A Steep Learning Curve, But a Short Hill

BH Unlimited Update, Jan 9th 2022.

How many of you became baristas because you found yourselves becoming increasingly fascinated by latte art? I know I did. To be specific, I was rehearsing with a Jazz band at a Maroubra beach shack, and during a coffee break, our saxophonist offered to make everyone coffee, and ripped a rosetta in front of me — using milk that he had steamed on his Gaggia Classic if you can believe that. This left an indelible impression on me.

Unfortunately at that point in coffee history, there was no online course to help my latte art get out of the blocks. However, to paraphrase David Schomer who actually coined the term latte art, Latte Art has a steep learning curve, but it’s a short hill. So I got there eventually.

This week we’re very pleased to say that we’ve just finished a big revamp of the MSLA course to try to level out that hill even more. When we wrote the Milk Science and Latte Art course, we purposely front-loaded it with loads of facts about dairy farming, and milk processing, and foam science. We wanted something to signal to baristas that milk is, or can be, a specialty product, too. But the effect was quite an intimidating course where the latte artists had to wait ages until they got to the good part, and the science boffins didn’t get enough science. So now we have the ideal solution for you — separate screens. An exclusive latte art course and certification on one hand and milk science in all its glorious detail on the other.

To get things properly underway, we’ve made a new History of Latte Art film, featured in the first lesson (we’ve made that lesson part of the free preview in case you don’t have a BH Unlimited subscription). That should help to ensure that moments like the first ever latte art smackdown, or the invention of brand new patterns like Hisako Yoshikawa’s rose, or Caleb Cha’s tiger (still my all time favourite design) are never forgotten.

Slope and Aspect

Over the holidays, we put together a post which helps unwrap (get it?) some of that surprisingly complicated stuff about slope and aspect. You’ll find several nice new animations which really help show you the big picture. But to give you the general idea, here’s an excerpt explaining the most significant factor influencing the amount of sunlight that reaches a coffee plant as the earth tilts on its axis:

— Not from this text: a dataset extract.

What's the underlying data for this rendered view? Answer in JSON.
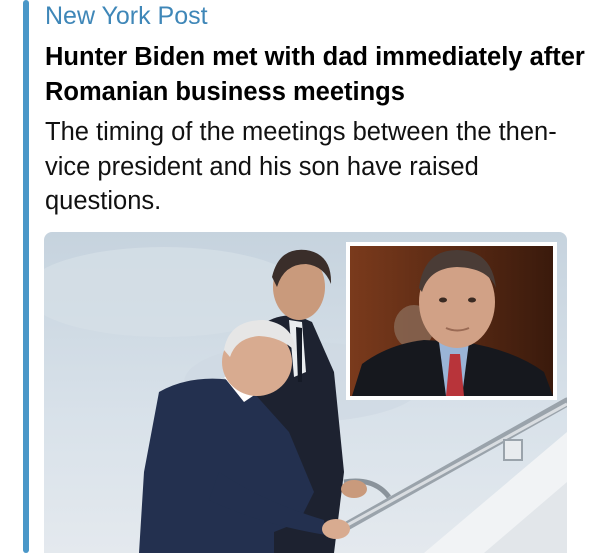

To understand why the sun’s energy is more intense when it comes from directly overhead, imagine a beam of sunlight that is one kilometre wide. In summer, if you’re right on the Tropics, this beam of light comes directly from overhead and hits an area on the earth’s surface that is one kilometre across. Assuming that the area hit by that beam of sunlight is a square, 1 kilometre on each side, that ray of sunlight covers a total area of 1 km2. But when the Earth tilts away from the sun, the same beam of sunlight gets spread out over a wider area. In winter, if you’re right on the Tropic, then the midday sun is coming in at nearly 47 degrees from vertical. A bit of maths tells us that, at a 47 degree angle, the same amount of sunlight has to cover an area 1.46 km across. So, in winter, the same amount of sunlight is spread out over an area of ground that’s 46% larger.

During winter, the sun is at an angle of 47 degrees, and the sun’s energy is spread out over an area of ground that’s 46% larger.

As always, we're just an email away if you have any queries! Have great weeks and we look forward to seeing you next time.

To the Boundaries of Coffee,
Team BH